In article      
 
[2]  Piwko C, Koren G, Babashov V, Vicente C, Einarson TR. Economic burden of nausea and vomiting of pregnancy in the USA. Journal of Population Therapeutics and Clinical Pharmacology. 2013; 20(2): 149-160.
In article      
 
[3]  Asker C, Wikner BN, Källén B. Use of antiemetic drugs during pregnancy in Sweden. European Journal of Clinical Pharmacology. 2005; 61(12): 899-906.
In article      View Article  PubMed
 
[4]  Borrelli F, Capasso R, Aviello G, Pittler MH, Izzo AA. Effectiveness and safety of ginger in the treatment of pregnancy-induced nausea and vomiting. Obstetrics and Gynecology. 2005; 105(4): 849-856.
In article      View Article  PubMed
 
[5]  Jewell D, Young G. WITHDRAWN: interventions for nausea and vomiting in early pregnancy. Cochrane database of systematic reviews (Online) 2010; 9CD000145.
In article      
 
[6]  Ding M, Leach M, Bradley H. The effectiveness and safety of ginger for pregnancy-induced Nausea and vomiting: a systematic review. Women and Birth. 2013; 26(1): 26-30.
In article      View Article  PubMed
 
[7]  Betz O, Kranke P, Geldner G, Wulf H, Eberhart LHJ. Is ginger a clinically relevant antiemetic? A systematic review of randomized controlled trials. Forschende Komplementarmedizin und Klassische Naturheilkunde. 2005; 12(1): 14-23.

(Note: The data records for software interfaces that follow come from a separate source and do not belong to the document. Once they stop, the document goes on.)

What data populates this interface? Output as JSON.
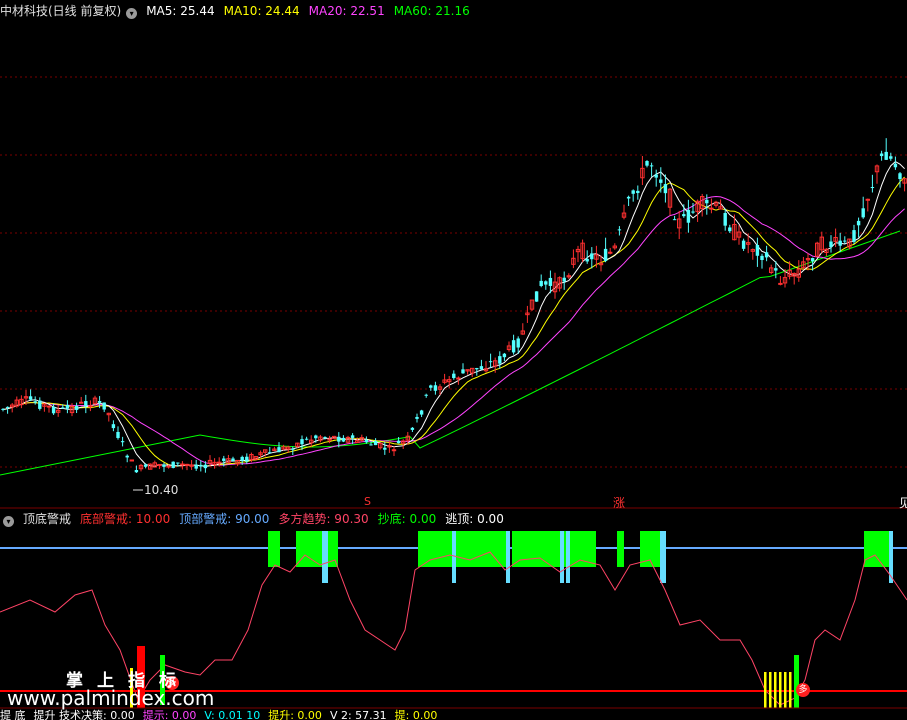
{
  "main_panel": {
    "stock_title": "中材科技(日线 前复权)",
    "indicators": [
      {
        "label": "MA5: 25.44",
        "color": "#ffffff"
      },
      {
        "label": "MA10: 24.44",
        "color": "#ffff00"
      },
      {
        "label": "MA20: 22.51",
        "color": "#ff44ff"
      },
      {
        "label": "MA60: 21.16",
        "color": "#00ff00"
      }
    ],
    "low_label": "10.40",
    "markers": [
      {
        "text": "S",
        "color": "#ff3030"
      },
      {
        "text": "涨",
        "color": "#ff3030"
      },
      {
        "text": "见",
        "color": "#ffffff"
      }
    ]
  },
  "sub_panel": {
    "name": "顶底警戒",
    "indicators": [
      {
        "label": "底部警戒: 10.00",
        "color": "#ff3030"
      },
      {
        "label": "顶部警戒: 90.00",
        "color": "#66aaff"
      },
      {
        "label": "多方趋势: 90.30",
        "color": "#ff4466"
      },
      {
        "label": "抄底: 0.00",
        "color": "#00ff00"
      },
      {
        "label": "逃顶: 0.00",
        "color": "#ffffff"
      }
    ],
    "dot_marker": "多"
  },
  "bottom_strip": [
    {
      "label": "提 底",
      "color": "#ffffff"
    },
    {
      "label": "提升 技术决策: 0.00",
      "color": "#ffffff"
    },
    {
      "label": "提示: 0.00",
      "color": "#ff44ff"
    },
    {
      "label": "V: 0.01 10",
      "color": "#00ffff"
    },
    {
      "label": "提升: 0.00",
      "color": "#ffff00"
    },
    {
      "label": "V 2: 57.31",
      "color": "#ffffff"
    },
    {
      "label": "提: 0.00",
      "color": "#ffff00"
    }
  ],
  "watermark": {
    "chars": "掌上指标",
    "url": "www.palmindex.com"
  },
  "colors": {
    "grid": "#7a0000",
    "up": "#ff3030",
    "down": "#54ffff",
    "ma5": "#ffffff",
    "ma10": "#ffff00",
    "ma20": "#ff44ff",
    "ma60": "#00ff00",
    "trend": "#ff4466",
    "top_line": "#66aaff",
    "bottom_line": "#ff0000",
    "green_block": "#00ff00",
    "cyan_block": "#66ddff"
  }
}
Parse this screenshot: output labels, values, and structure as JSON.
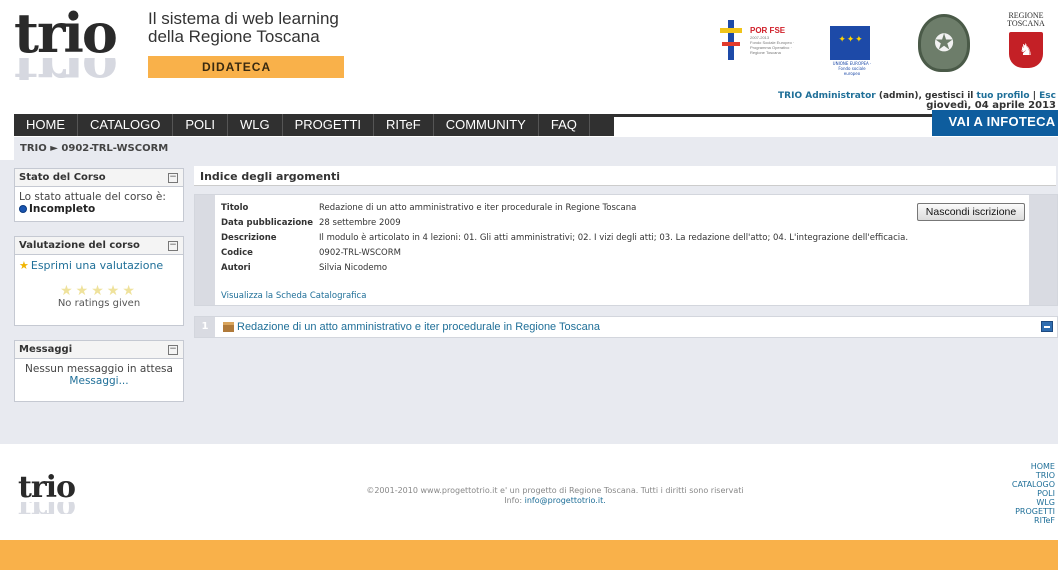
{
  "header": {
    "logo_text": "trio",
    "tagline_line1": "Il sistema di web learning",
    "tagline_line2": "della Regione Toscana",
    "section_badge": "DIDATECA",
    "partners": {
      "por_fse": "POR FSE",
      "por_years": "2007-2013",
      "por_sub": "Fondo Sociale Europeo · Programma Operativo · Regione Toscana",
      "eu_caption": "UNIONE EUROPEA · Fondo sociale europeo",
      "regione_line1": "REGIONE",
      "regione_line2": "TOSCANA"
    },
    "user": {
      "name": "TRIO Administrator",
      "role": "(admin), gestisci il",
      "profile_link": "tuo profilo",
      "separator": "|",
      "logout_link": "Esc",
      "date": "giovedì, 04 aprile 2013"
    }
  },
  "nav": {
    "items": [
      "HOME",
      "CATALOGO",
      "POLI",
      "WLG",
      "PROGETTI",
      "RITeF",
      "COMMUNITY",
      "FAQ"
    ],
    "infoteca": "VAI A INFOTECA"
  },
  "breadcrumb": "TRIO ► 0902-TRL-WSCORM",
  "sidebar": {
    "stato": {
      "title": "Stato del Corso",
      "text": "Lo stato attuale del corso è:",
      "status": "Incompleto"
    },
    "valutazione": {
      "title": "Valutazione del corso",
      "rate_link": "Esprimi una valutazione",
      "stars": "★★★★★",
      "no_ratings": "No ratings given"
    },
    "messaggi": {
      "title": "Messaggi",
      "text": "Nessun messaggio in attesa",
      "link": "Messaggi..."
    }
  },
  "main": {
    "title": "Indice degli argomenti",
    "course": {
      "rows": [
        {
          "key": "Titolo",
          "value": "Redazione di un atto amministrativo e iter procedurale in Regione Toscana"
        },
        {
          "key": "Data pubblicazione",
          "value": "28 settembre 2009"
        },
        {
          "key": "Descrizione",
          "value": "Il modulo è articolato in 4 lezioni: 01. Gli atti amministrativi; 02. I vizi degli atti; 03. La redazione dell'atto; 04. L'integrazione dell'efficacia."
        },
        {
          "key": "Codice",
          "value": "0902-TRL-WSCORM"
        },
        {
          "key": "Autori",
          "value": "Silvia Nicodemo"
        }
      ],
      "catalog_link": "Visualizza la Scheda Catalografica",
      "unsubscribe_button": "Nascondi iscrizione"
    },
    "module": {
      "number": "1",
      "title": "Redazione di un atto amministrativo e iter procedurale in Regione Toscana"
    }
  },
  "footer": {
    "copyright": "©2001-2010 www.progettotrio.it e' un progetto di Regione Toscana. Tutti i diritti sono riservati",
    "info_label": "Info:",
    "info_email": "info@progettotrio.it.",
    "links": [
      "HOME",
      "TRIO",
      "CATALOGO",
      "POLI",
      "WLG",
      "PROGETTI",
      "RITeF"
    ]
  },
  "colors": {
    "accent_orange": "#f9b14a",
    "nav_dark": "#303030",
    "infoteca_blue": "#0e5d9e",
    "link_blue": "#1f6f98",
    "panel_bg": "#e8eaf0"
  }
}
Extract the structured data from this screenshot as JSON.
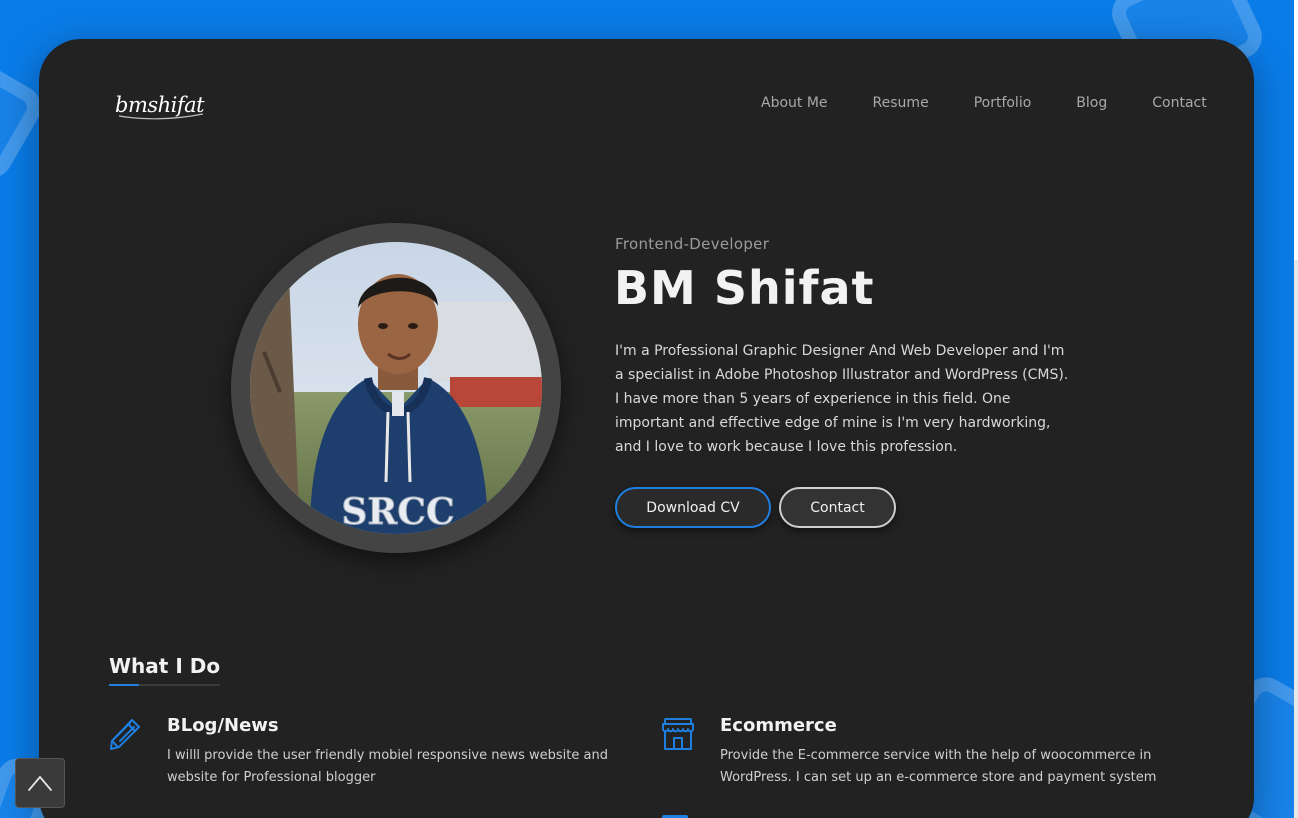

In article      PubMed
 
[8]  Sripramote M, Lekhyananda N. A randomized comparison of Ginger and vitamin B6 in the treatment of nausea and vomiting of pregnancy. Journal of the Medical Association of Thailand. 2003; 86(9): 846-853.
In article      PubMed
 
[9]  Smith C, Crowther C, Willson K, Hotham N, McMillian V. A randomized controlled trial of ginger to treat nausea and vomiting in pregnancy. Obstetrics and Gynecology. 2004; 103(4): 639-645.
In article      View Article  PubMed
 
[10]  Portnoi G, Chng L-A, Karimi-Tabesh L, Koren G, Tan MP, Einarson A. Prospective comparative study of the safety and effectiveness of ginger for the treatment of nausea and vomiting in pregnancy. The American Journal of Obstetrics and Gynecology. 2003; 189(5): 1374-77.
In article      View Article
 
[11]  Chittumma P, Kaewkiattikun K, Wiriyasiriwach B. Comparison of the effectiveness of ginger and vitamin B6 for treatment of nausea and vomiting in early pregnancy: a randomized double-blind controlled trial. Journal of the Medical Association of Thailand. 2007; 90(1): 15-20.
In article      PubMed
 
[12]  Ensiyeh J, Sakineh M-AC. Comparing ginger and vitamin B6 for the treatment of nausea and vomiting in pregnancy: a randomised controlled trial. Midwifery. 2009; 25(6): 649-653.
In article      View Article  PubMed
 
[13]  Boone SA, Shields KM. Treating pregnancy-related nausea and vomiting with ginger. Annals of Pharmacotherapy. 2005; 39(10): 1710-1713.
In article      View Article  PubMed